Educators use a variety of practices to train laypersons, medical students, residents, and primary care providers to diagnose skin lesions. Researchers have described these methods for decades, but there have been few attempts to catalog their scope or effectiveness.
To determine the scope and effectiveness of educational practices to improve the detection, categorization, and identification of skin lesions.
Literature indexed in MEDLINE, EMBASE, CINAHL, ERIC, PsycINFO, and BIOSIS Previews from inception until April 1, 2014, using terms cognate with skin disease, diagnosis, and education.
Studies in which the educational objective was operationalized as the ability to detect, categorize, or identify skin lesions, and the intervention was evaluated through comparisons of participants’ abilities before and after the intervention.
Data Extraction and Synthesis
Information about trainees, educational practices, educational outcomes, and study quality was extracted; it was synthesized through meta-analysis using a random effects model. Effect sizes were calculated by dividing the differences between preintervention and postintervention means by the pooled standard deviation (ie, standardized mean difference [SMD]). Heterogeneity was assessed using an I2 statistic.
Main Outcomes and Measures
Pooled effect size across all studies and separate effect sizes for each of the educational practices.
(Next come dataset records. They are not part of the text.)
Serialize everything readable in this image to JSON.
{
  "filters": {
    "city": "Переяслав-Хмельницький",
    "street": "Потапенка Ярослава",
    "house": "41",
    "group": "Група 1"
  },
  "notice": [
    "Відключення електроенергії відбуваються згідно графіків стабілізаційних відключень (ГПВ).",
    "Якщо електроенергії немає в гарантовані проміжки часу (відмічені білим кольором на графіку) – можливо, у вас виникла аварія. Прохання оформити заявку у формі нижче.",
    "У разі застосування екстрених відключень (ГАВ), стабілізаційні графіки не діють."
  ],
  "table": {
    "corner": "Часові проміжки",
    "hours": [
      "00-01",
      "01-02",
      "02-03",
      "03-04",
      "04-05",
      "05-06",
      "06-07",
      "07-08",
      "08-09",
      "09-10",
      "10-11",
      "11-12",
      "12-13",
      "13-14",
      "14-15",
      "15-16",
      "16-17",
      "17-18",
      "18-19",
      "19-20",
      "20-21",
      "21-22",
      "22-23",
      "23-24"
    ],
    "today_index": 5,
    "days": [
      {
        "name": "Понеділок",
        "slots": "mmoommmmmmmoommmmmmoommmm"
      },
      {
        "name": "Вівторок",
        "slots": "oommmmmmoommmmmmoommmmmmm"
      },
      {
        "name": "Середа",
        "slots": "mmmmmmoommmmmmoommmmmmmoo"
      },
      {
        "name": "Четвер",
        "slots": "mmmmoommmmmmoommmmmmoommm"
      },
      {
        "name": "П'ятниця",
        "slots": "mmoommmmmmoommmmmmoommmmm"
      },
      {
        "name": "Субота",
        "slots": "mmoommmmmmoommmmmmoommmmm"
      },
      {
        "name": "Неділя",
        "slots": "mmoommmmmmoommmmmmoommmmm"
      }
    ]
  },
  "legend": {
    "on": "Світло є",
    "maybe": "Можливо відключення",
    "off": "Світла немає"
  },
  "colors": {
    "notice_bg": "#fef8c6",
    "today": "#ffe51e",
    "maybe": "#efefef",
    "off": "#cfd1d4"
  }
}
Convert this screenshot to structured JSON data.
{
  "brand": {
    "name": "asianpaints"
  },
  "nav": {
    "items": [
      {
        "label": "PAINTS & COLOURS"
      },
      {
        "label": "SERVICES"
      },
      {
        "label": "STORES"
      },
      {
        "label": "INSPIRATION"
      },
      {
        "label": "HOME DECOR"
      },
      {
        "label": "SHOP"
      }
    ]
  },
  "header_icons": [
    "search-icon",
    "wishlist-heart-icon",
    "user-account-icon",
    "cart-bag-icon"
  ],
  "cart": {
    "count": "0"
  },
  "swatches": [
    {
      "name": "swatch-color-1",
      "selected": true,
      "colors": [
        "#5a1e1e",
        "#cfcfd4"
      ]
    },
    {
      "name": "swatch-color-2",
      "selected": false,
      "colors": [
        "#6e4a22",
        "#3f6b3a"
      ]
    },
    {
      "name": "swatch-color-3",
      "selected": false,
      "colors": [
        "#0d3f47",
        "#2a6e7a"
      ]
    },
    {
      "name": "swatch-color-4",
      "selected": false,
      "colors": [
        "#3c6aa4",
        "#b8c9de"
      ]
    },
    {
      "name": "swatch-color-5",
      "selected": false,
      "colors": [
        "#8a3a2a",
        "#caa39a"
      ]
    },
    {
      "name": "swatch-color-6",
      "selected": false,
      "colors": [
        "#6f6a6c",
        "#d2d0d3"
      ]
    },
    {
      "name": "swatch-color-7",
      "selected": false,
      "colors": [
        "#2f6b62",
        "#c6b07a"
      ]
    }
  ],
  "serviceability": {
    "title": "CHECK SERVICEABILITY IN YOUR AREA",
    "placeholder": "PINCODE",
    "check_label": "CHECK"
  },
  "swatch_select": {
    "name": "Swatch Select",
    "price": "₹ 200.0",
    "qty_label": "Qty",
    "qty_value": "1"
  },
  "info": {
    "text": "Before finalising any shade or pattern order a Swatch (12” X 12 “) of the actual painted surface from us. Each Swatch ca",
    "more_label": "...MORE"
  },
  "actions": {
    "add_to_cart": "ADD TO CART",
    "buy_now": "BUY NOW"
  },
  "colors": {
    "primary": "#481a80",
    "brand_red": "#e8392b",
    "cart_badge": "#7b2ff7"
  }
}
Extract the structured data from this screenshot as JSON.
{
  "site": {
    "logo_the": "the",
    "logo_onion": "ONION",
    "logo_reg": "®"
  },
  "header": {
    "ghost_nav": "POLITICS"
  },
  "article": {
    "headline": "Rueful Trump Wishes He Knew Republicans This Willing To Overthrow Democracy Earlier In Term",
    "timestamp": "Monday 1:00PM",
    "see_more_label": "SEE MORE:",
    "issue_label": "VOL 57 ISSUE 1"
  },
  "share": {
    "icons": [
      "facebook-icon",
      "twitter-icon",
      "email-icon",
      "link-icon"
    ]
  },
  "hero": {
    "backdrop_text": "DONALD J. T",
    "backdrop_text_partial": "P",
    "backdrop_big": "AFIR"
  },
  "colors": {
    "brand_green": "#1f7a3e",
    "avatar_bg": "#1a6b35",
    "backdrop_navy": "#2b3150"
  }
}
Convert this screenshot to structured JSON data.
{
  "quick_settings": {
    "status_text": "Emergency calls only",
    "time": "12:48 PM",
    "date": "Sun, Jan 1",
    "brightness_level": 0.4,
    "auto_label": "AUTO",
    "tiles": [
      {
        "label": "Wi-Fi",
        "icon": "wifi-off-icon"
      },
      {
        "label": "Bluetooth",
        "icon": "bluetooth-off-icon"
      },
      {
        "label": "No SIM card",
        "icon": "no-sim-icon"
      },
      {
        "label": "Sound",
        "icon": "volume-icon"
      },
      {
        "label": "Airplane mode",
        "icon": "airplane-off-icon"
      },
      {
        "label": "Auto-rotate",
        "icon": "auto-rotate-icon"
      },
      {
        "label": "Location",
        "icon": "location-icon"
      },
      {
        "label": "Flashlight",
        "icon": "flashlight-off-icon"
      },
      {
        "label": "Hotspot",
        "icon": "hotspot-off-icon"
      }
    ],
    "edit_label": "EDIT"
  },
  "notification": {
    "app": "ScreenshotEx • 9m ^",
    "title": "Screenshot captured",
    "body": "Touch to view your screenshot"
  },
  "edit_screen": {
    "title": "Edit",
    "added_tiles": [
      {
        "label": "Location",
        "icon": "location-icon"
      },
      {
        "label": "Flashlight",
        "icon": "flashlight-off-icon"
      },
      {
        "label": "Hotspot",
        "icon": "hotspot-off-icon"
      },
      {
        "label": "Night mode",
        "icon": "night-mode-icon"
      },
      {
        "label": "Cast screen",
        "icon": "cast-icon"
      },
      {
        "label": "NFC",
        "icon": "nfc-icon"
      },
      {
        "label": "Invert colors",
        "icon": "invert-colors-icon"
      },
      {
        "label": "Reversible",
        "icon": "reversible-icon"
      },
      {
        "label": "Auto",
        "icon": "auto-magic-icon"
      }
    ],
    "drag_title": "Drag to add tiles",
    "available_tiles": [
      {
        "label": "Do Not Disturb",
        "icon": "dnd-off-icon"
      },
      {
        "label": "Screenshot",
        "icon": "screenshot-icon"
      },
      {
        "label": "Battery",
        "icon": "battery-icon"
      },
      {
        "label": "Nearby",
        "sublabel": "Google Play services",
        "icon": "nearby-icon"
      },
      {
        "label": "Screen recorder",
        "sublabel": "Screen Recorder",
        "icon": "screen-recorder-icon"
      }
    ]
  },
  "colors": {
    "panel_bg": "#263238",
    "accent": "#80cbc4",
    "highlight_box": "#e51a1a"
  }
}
Thirty-seven studies reporting 47 outcomes from 7 educational practices met our inclusion criteria. The pooled effect of the practices on participants’ abilities was large, with an SMD of 1.06 (95% CI, 0.81-1.31) indicating that posttest scores were approximately 1 SD above pretest scores. Effect sizes varied categorically between educational practices: the dermatology elective (SMD = 1.64; 95% CI, 1.17-2.11) and multicomponent interventions (SMD = 2.07; 95% CI, 0.71-3.44) had large effects; computer-based learning (SMD = 0.64; 95% CI, 0.36-0.92), lecture (SMD = 0.59; 95% CI, 0.28-0.90), pamphlet (SMD = 0.47; 95% CI, –0.11 to 1.05), and audit and feedback (SMD = 0.58; 95% CI, 0.10-1.07) had moderate effects; and moulage had a small effect (SMD = 0.15; 95% CI, –0.26 to 0.57).
Conclusions and Relevance
A number of approaches are used to improve participants’ abilities to diagnose skin lesions; some are more effective than others. The most effective approaches engage participants in a number of coordinated activities for an extended period, providing learners with the breadth of knowledge and practice required to change the mechanisms underlying performance.